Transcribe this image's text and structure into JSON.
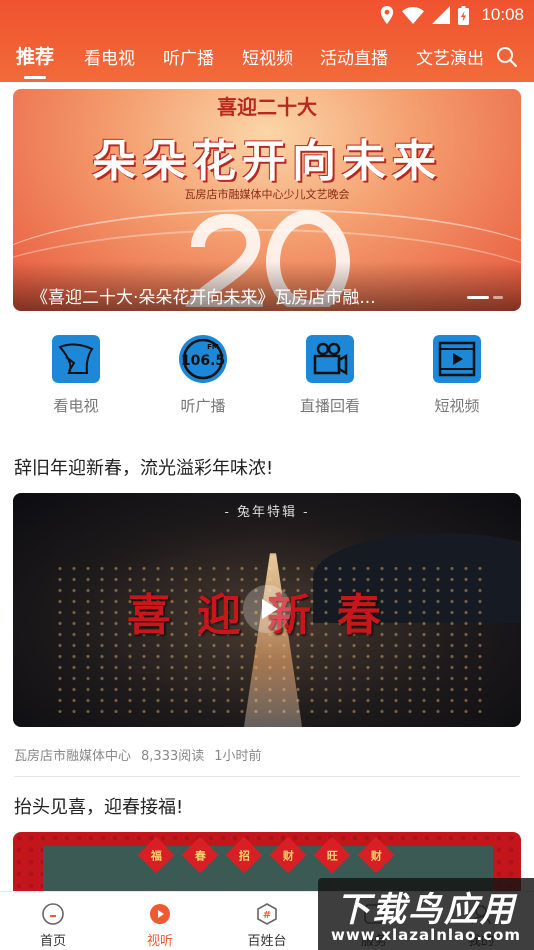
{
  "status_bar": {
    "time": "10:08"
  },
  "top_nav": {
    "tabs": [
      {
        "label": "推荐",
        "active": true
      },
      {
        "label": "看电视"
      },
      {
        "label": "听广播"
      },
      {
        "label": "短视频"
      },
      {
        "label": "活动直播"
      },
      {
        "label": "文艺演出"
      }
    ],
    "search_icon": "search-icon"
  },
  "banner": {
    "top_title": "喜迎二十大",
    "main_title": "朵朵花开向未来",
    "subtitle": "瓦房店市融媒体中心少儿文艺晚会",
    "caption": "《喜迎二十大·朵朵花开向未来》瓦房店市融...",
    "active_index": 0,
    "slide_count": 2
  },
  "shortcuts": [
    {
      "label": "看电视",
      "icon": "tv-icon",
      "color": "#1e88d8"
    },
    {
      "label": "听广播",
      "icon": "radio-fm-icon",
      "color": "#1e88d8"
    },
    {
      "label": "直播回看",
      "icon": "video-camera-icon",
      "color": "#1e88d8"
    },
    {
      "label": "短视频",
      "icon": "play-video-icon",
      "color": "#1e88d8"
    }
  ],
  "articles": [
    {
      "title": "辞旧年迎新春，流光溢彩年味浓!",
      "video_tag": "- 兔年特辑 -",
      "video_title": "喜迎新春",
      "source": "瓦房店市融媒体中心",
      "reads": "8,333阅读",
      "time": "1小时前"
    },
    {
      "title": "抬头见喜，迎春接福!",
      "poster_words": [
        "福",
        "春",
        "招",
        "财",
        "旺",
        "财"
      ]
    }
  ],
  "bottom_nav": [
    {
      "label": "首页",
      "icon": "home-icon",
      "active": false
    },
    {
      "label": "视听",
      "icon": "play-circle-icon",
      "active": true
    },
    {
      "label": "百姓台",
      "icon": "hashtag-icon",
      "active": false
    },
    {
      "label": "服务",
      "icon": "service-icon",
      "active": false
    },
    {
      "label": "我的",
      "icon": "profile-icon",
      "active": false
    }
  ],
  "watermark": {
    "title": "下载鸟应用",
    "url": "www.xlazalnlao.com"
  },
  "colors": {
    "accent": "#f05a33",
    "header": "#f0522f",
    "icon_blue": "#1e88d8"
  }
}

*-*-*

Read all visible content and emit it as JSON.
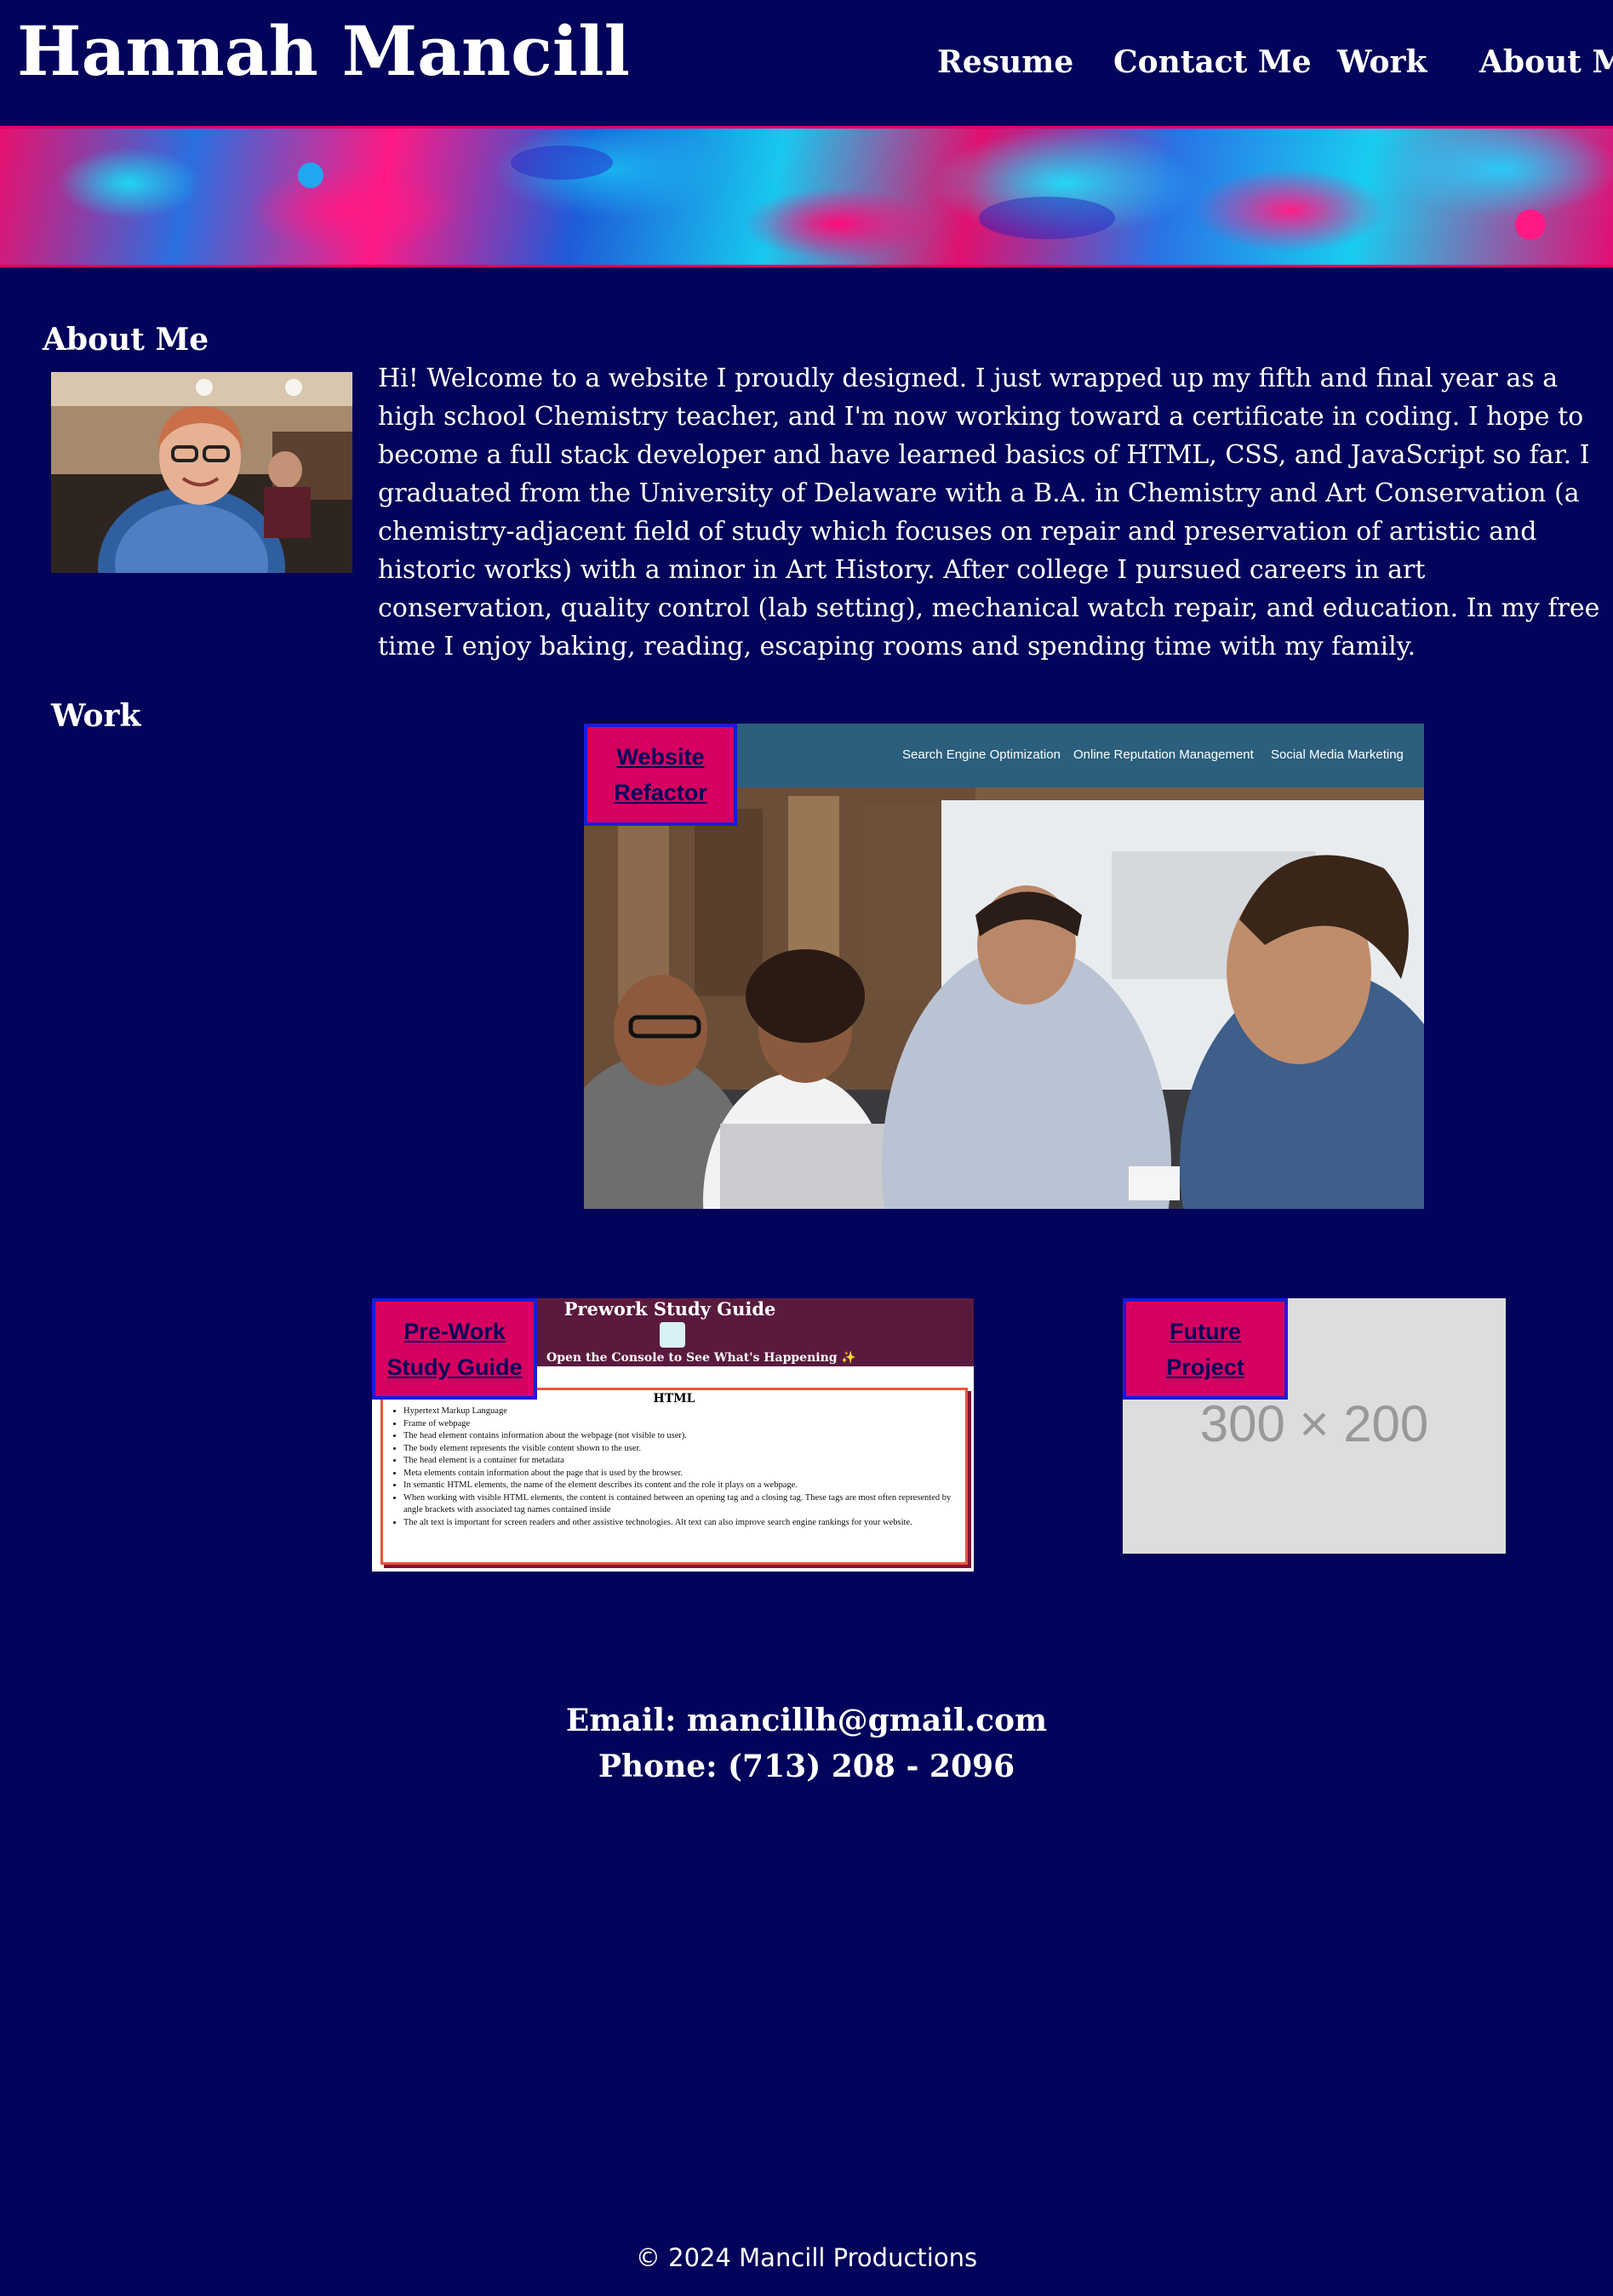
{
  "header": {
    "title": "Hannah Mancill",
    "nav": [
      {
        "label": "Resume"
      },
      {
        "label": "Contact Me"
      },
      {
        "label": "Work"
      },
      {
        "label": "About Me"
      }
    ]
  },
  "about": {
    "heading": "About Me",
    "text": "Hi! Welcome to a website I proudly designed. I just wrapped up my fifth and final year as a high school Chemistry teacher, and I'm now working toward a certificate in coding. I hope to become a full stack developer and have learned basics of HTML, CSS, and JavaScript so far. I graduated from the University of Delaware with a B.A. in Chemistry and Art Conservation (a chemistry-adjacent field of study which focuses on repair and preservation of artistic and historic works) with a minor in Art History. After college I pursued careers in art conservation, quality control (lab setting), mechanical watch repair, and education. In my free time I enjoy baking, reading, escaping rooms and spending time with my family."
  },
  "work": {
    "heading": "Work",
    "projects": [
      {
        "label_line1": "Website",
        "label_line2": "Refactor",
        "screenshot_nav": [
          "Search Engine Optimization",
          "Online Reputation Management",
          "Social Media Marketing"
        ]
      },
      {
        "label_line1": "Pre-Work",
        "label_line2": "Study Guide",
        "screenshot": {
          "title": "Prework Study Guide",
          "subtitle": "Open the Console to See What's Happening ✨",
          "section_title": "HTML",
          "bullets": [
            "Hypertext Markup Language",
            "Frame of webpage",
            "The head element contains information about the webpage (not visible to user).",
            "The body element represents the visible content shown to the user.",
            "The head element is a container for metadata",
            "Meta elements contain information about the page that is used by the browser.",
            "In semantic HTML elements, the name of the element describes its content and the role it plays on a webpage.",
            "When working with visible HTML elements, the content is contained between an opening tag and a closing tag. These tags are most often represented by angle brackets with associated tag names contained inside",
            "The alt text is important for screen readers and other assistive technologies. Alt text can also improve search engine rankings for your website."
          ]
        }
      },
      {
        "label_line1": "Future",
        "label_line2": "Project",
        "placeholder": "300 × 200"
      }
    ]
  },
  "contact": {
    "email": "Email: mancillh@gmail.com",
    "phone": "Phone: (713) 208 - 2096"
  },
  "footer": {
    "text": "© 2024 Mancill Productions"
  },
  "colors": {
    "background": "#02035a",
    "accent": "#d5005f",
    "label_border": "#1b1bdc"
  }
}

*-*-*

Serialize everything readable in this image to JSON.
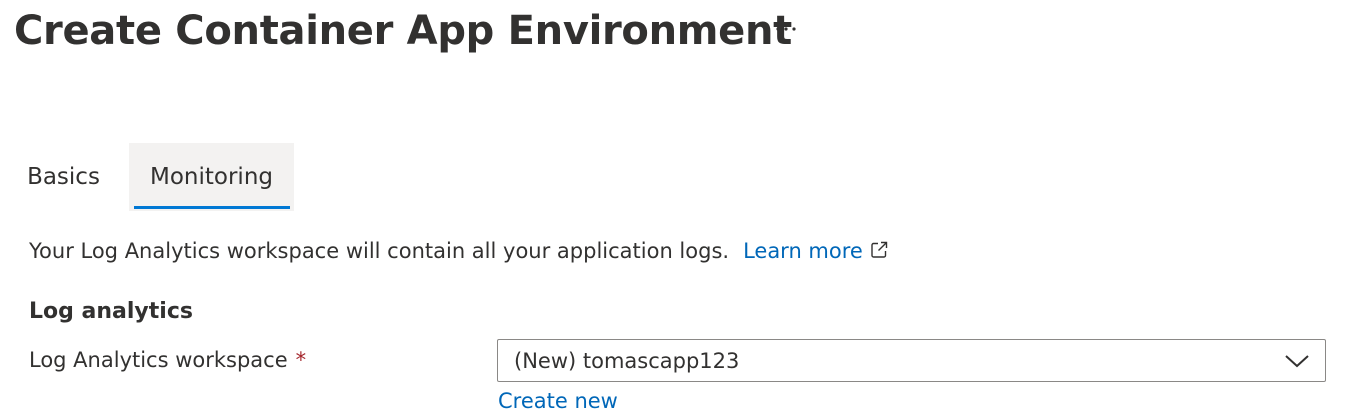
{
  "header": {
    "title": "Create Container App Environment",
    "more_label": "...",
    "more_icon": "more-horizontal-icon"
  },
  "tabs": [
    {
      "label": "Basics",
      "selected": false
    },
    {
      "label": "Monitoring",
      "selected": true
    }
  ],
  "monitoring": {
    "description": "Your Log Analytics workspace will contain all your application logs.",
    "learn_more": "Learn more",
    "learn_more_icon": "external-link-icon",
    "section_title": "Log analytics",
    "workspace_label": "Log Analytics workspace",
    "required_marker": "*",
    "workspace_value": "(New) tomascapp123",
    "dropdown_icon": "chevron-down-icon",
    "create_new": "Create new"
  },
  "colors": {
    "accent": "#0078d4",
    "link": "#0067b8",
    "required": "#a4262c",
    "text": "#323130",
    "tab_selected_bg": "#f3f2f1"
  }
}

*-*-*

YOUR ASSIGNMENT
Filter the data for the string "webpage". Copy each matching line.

ANSWER BOX
            "Frame of webpage",
            "The head element contains information about the webpage (not visible to user).",
            "In semantic HTML elements, the name of the element describes its content and the role it plays on a webpage.",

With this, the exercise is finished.